“We teach the safety protocols in our teacher’s academy and clearly describe [them] in our FAQ part of the website,” Enahm said. “We even made animation videos about the safety warnings, which we bring forward in our protocols.”
But Carney says that some of Wim Hof’s videos do show him performing the breathing techniques while submerging himself—and thus send a mixed message to viewers. Having watched a video that is part of Hof’s $99 ten-week training course, Carney says Hof hyperventilates on camera before dunking his head into water and staying down for a minute. The video includes a disclaimer in the comments section, Carney says. Enahm Hof said the company has taken down all videos showing Wim Hof doing the breathing exercises prior to entering the water.
Hyperventilation—taking rapid and deep breaths—has been known to cause people to lose consciousness due to low oxygen levels in the brain. Taking quick deep breaths with forceful exhales sends carbon dioxide out of the lungs. But the presence of the gas in our lungs triggers the reflex to take a breath, and if a person has blown off all of their CO2 without taking in enough oxygen, they can run out of air without ever feeling the need to take a breath.
Lifeguards often warn swimmers and surfers about shallow-water blackout, which can happen when hypoxia occurs in water, usually as a result of a person holding their breath in repeated intervals. In 2001, pro big-wave surfer Jay Moriarity died of a shallow-water blackout while doing breath-holding techniques in the Maldives. In 2011, a scuba diver named Scott Brislin died of a suspected shallow-water blackout near his home in San Clemente, California.
“You don’t feel like you need to take a breath—instead, you have a feeling of euphoria before it happens,” Jackson says.
The Metzger lawsuit states that Madelyn Metzger was unaware that doing Wim Hof breathing methods in water could have led to danger. Enahm Hof said the suit is simply an attempt to blame his father and the company, unfairly, for a terrible tragedy. “It hurts me that Mr. Metzger is using the passing of his daughter to sue his ex-wife and us,” he said.
Enahm said he was notified of the lawsuit just three weeks ago. Wim Hof and Innterfire have since filed two motions to have the suit dismissed, and both documents cite jurisdictional reasons for terminating it. One motion says that Hof has no business interests in California and has never marketed or sold products to residents in the state. “Since 2015 I have had approximately four trips to California, for very limited periods, for interviews and speaking engagements,” Hof said in a statement included with one of the motions.

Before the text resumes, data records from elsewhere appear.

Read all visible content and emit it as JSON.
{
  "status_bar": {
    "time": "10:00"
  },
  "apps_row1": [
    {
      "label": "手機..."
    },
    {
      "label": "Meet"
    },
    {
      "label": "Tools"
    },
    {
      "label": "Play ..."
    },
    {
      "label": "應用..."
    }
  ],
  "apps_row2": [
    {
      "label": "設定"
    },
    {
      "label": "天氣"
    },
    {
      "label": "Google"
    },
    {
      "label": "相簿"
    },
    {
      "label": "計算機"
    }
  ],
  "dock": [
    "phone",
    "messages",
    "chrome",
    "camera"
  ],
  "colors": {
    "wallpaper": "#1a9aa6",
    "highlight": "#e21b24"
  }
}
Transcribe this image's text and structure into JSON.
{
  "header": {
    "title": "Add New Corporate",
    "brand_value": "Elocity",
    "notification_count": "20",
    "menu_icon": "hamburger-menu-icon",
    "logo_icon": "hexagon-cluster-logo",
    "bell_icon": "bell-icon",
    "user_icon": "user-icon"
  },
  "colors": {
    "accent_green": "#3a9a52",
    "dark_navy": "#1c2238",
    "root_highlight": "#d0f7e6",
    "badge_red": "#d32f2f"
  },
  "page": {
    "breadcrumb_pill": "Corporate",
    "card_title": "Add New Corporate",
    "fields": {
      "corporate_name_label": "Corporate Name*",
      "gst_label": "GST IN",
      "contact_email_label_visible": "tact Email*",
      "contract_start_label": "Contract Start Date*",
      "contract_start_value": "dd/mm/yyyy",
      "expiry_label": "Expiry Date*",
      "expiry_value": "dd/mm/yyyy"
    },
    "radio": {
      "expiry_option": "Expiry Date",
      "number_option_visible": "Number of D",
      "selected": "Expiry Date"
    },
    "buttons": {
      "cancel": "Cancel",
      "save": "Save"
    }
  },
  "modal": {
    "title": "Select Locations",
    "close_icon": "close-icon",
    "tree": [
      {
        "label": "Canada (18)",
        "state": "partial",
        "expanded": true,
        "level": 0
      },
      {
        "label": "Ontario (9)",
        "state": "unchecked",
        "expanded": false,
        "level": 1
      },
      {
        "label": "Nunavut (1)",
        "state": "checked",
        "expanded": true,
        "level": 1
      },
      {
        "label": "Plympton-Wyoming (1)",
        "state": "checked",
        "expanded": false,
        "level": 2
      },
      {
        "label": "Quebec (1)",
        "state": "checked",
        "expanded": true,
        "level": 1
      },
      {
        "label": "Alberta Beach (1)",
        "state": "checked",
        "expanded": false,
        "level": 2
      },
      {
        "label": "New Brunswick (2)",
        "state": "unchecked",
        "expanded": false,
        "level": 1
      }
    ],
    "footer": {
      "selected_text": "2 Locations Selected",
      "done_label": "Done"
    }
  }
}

Tammy Metzger filed her own legal challenges to the lawsuit, including a cross complaint against her ex-husband. In the document, she says the lawsuit is “another example of the divorce playbook tactics that tortured me and our daughter.”
In one of Wim Hof’s other legal motions, the Metzger family tragedy is compared to one suffered by the health guru. “Raphael Metzger’s complaint tells a tragic story of a young life cut short,” it reads. “The complaint alleges that his teenage daughter, Madelyn Rose Metzger, died in a terrible drowning accident in his home pool—something no parent should have to endure. Defendant Wim Hof, who lost his young wife to suicide in 1995, can empathize with the plaintiff and the grief he has had to endure.”